Likewise, there are several activities in which our church is currently engaged that are in no way represented in our policy manual. For instance, there is zero mention of our very successful Children's Day Out program in the current policy manual, and the only staff member presented in the policy manual other than the pastor is the "Minister of Music and Youth," a position that doesn't even exist in our current situation.

A policy manual is meant to help keep the church on mission. It should provide some level of accountability to church leaders such as the staff and deacon body. When the policy manual is allowed to become as outdated as ours is, it offers no accountability whatsoever. We are hoping to change that with these proposed changes.

But why so many changes?

There is bound to be a bit of a shock when someone first reads over the proposed changes because so much of the policy manual is being suggested for change. The reason this is the case is because of how long it has been since any work at all has been done on the manual. Hopefully, if this proposal passes, we can revisit the policy manual more often in the future so that changes can be made along the way in a smaller fashion. For now though, the changes being proposed are needed to get a badly outdated policy manual up to date.

Why are we doing away with so many committees?

While committee driven leadership works perfectly for certain elements of FBC, we believe a ministry team approach would be more beneficial for other elements. The proposal is to leave all money and business related committees as they are. We would like, however, to replace the more ministry related committees with ministry teams for a number of reasons. 

First, this gives our ministry leaders more flexibility. Our youth and children's ministries, for instance, are constantly recruiting teachers, leaders, and helpers to carry out ministry needs. As it is today, few of those helpers are ever voted into place by the church because committees are limited to 6 members and their recruitment period is normally only once per year. While we trust our ministry leaders, this means that there is no oversight or accountability on who the ministry leaders choose to be helpers. With the proposed changes, ministry leaders will have the opportunity to recruit an unlimited number of members to serve on their ministry teams at any point throughout the year. Once a ministry leader has chosen a potential team-member, the deacon body and staff will consider adding that member the team at the next deacons' meeting. This gives our leaders flexibility in recruiting and provides more accountability.
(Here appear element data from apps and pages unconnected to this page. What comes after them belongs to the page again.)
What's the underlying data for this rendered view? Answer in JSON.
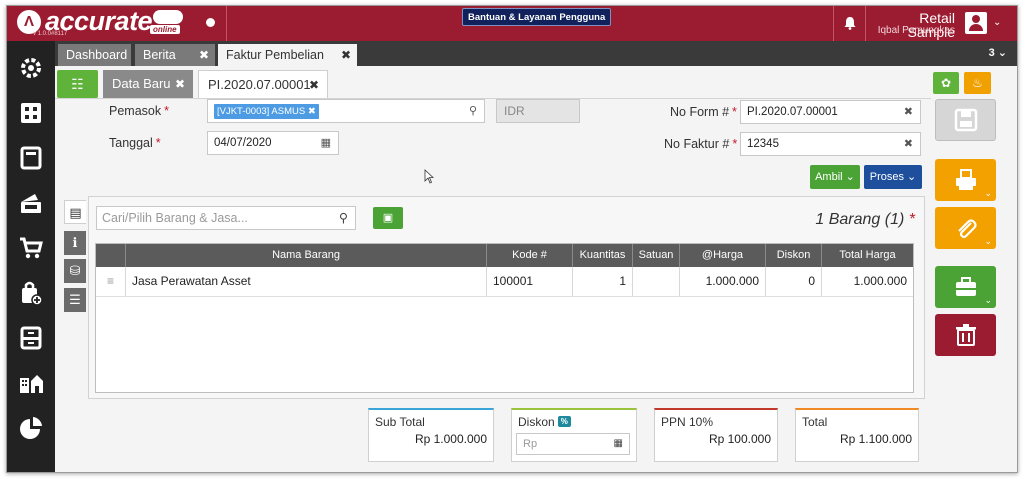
{
  "header": {
    "logo_text": "accurate",
    "logo_online": "online",
    "version": "v 1.0.0#8117",
    "help_button": "Bantuan & Layanan Pengguna",
    "company": "Retail Sample",
    "username": "Iqbal Pamungkas",
    "brand_color": "#9b1b30"
  },
  "tabs": [
    {
      "label": "Dashboard"
    },
    {
      "label": "Berita"
    },
    {
      "label": "Faktur Pembelian"
    }
  ],
  "tab_count": "3",
  "subtabs": {
    "new_data": "Data Baru",
    "document": "PI.2020.07.00001"
  },
  "form": {
    "supplier_label": "Pemasok",
    "supplier_value": "[VJKT-0003] ASMUS",
    "currency": "IDR",
    "date_label": "Tanggal",
    "date_value": "04/07/2020",
    "form_no_label": "No Form #",
    "form_no_value": "PI.2020.07.00001",
    "invoice_no_label": "No Faktur #",
    "invoice_no_value": "12345",
    "required_mark": "*"
  },
  "buttons": {
    "ambil": "Ambil",
    "proses": "Proses"
  },
  "detail": {
    "search_placeholder": "Cari/Pilih Barang & Jasa...",
    "item_count": "1 Barang (1)",
    "columns": [
      "Nama Barang",
      "Kode #",
      "Kuantitas",
      "Satuan",
      "@Harga",
      "Diskon",
      "Total Harga"
    ],
    "rows": [
      {
        "name": "Jasa Perawatan Asset",
        "code": "100001",
        "qty": "1",
        "unit": "",
        "price": "1.000.000",
        "discount": "0",
        "total": "1.000.000"
      }
    ]
  },
  "summary": {
    "subtotal_label": "Sub Total",
    "subtotal_value": "Rp 1.000.000",
    "discount_label": "Diskon",
    "discount_badge": "%",
    "discount_placeholder": "Rp",
    "ppn_label": "PPN 10%",
    "ppn_value": "Rp 100.000",
    "total_label": "Total",
    "total_value": "Rp 1.100.000"
  },
  "icons": {
    "sidebar": [
      "settings-icon",
      "grid-icon",
      "book-icon",
      "wallet-icon",
      "cart-icon",
      "bag-add-icon",
      "archive-icon",
      "building-icon",
      "pie-chart-icon"
    ],
    "actions": [
      "save-icon",
      "print-icon",
      "attachment-icon",
      "briefcase-icon",
      "trash-icon"
    ]
  }
}
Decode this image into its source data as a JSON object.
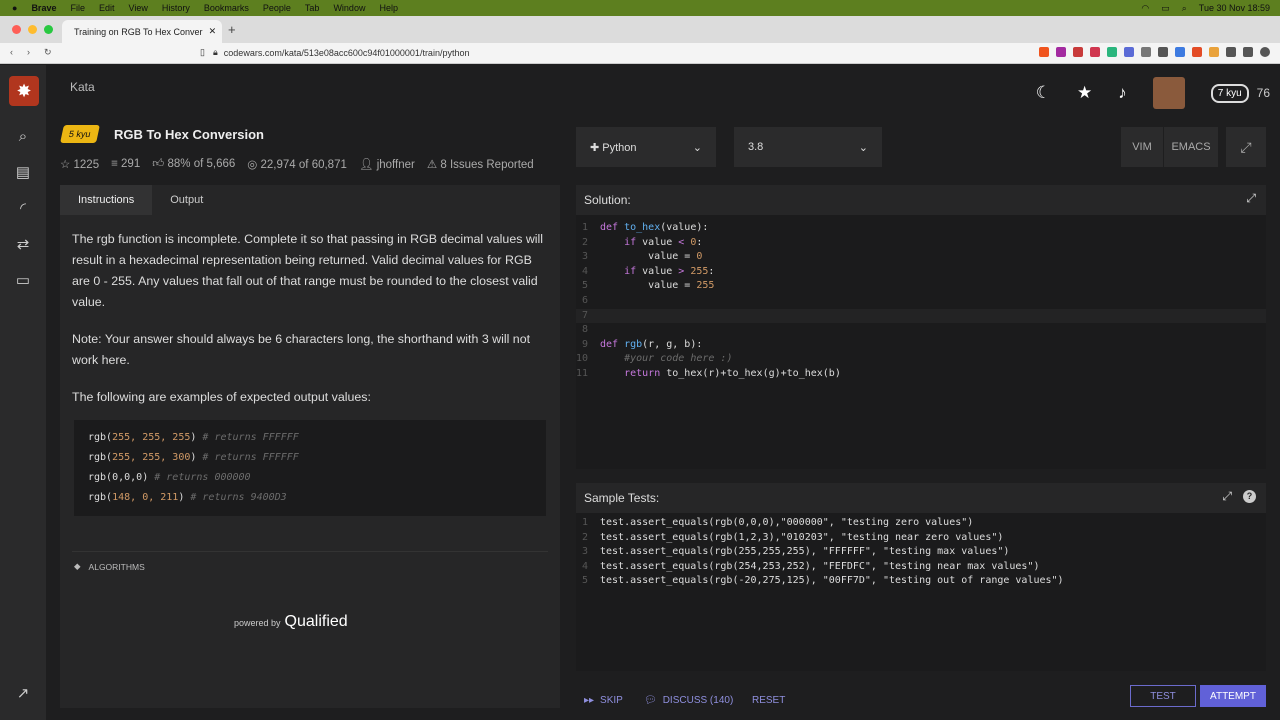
{
  "mac_menu": {
    "app": "Brave",
    "items": [
      "File",
      "Edit",
      "View",
      "History",
      "Bookmarks",
      "People",
      "Tab",
      "Window",
      "Help"
    ],
    "clock": "Tue 30 Nov  18:59"
  },
  "browser": {
    "tab_title": "Training on RGB To Hex Conver",
    "url": "codewars.com/kata/513e08acc600c94f01000001/train/python"
  },
  "topnav": {
    "kata_label": "Kata",
    "rank": "7 kyu",
    "honor": "76"
  },
  "kata": {
    "rank_badge": "5 kyu",
    "title": "RGB To Hex Conversion",
    "stars": "1225",
    "collections": "291",
    "satisfaction": "88%",
    "satisfaction_of": "of 5,666",
    "completed": "22,974",
    "completed_of": "of 60,871",
    "author": "jhoffner",
    "issues": "8 Issues Reported"
  },
  "tabs": {
    "instructions": "Instructions",
    "output": "Output"
  },
  "instructions": {
    "p1": "The rgb function is incomplete. Complete it so that passing in RGB decimal values will result in a hexadecimal representation being returned. Valid decimal values for RGB are 0 - 255. Any values that fall out of that range must be rounded to the closest valid value.",
    "p2": "Note: Your answer should always be 6 characters long, the shorthand with 3 will not work here.",
    "p3": "The following are examples of expected output values:",
    "examples": [
      {
        "call": "rgb(",
        "args": "255, 255, 255",
        "comment": "# returns FFFFFF"
      },
      {
        "call": "rgb(",
        "args": "255, 255, 300",
        "comment": "# returns FFFFFF"
      },
      {
        "call": "rgb(",
        "args": "0,0,0",
        "comment": "# returns 000000"
      },
      {
        "call": "rgb(",
        "args": "148, 0, 211",
        "comment": "# returns 9400D3"
      }
    ],
    "tag": "ALGORITHMS",
    "powered_by": "powered by",
    "qualified": "Qualified"
  },
  "editor": {
    "language": "Python",
    "version": "3.8",
    "vim": "VIM",
    "emacs": "EMACS",
    "solution_label": "Solution:",
    "tests_label": "Sample Tests:"
  },
  "solution_lines": [
    "def to_hex(value):",
    "    if value < 0:",
    "        value = 0",
    "    if value > 255:",
    "        value = 255",
    "",
    "",
    "",
    "def rgb(r, g, b):",
    "    #your code here :)",
    "    return to_hex(r)+to_hex(g)+to_hex(b)"
  ],
  "test_lines": [
    "test.assert_equals(rgb(0,0,0),\"000000\", \"testing zero values\")",
    "test.assert_equals(rgb(1,2,3),\"010203\", \"testing near zero values\")",
    "test.assert_equals(rgb(255,255,255), \"FFFFFF\", \"testing max values\")",
    "test.assert_equals(rgb(254,253,252), \"FEFDFC\", \"testing near max values\")",
    "test.assert_equals(rgb(-20,275,125), \"00FF7D\", \"testing out of range values\")"
  ],
  "bottom": {
    "skip": "SKIP",
    "discuss": "DISCUSS (140)",
    "reset": "RESET",
    "test": "TEST",
    "attempt": "ATTEMPT"
  }
}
Second, in conjunction with the proposed addition of several ministry officers, we believe the ministry team approach will empower lay leaders within the church to better lead the church's various ministries. As of today, we have active men's, women's and senior adult ministries, but we have no organization supporting those ministries. By allowing our nominating committee to recruit ministry officers (which will be voted on by the church as a whole) to serve in those various positions, we better ensure that those ministries will not be overlooked but be championed by our membership.

Finally, words matter. The terminology of committees carries a very business-minded connotation. Committees are usually sat on by people in civic or corporate organizations. We believe that Christian ministry is better described with team language.

What about the numerous changes to the staff portions of the manual?

As noted above, the staff portion of the manual is out of date. Further, we have added and/or changed several staff positions just in the last few years. That means that, again, we need the policy manual to allow for more flexibility. We believe that the Personnel Committee would be a better agent to create and maintain policies related to church employees. We're hoping, therefore, that the proposed changes will empower the Personnel Committee to create staff policies, job descriptions, and changes as necesarry.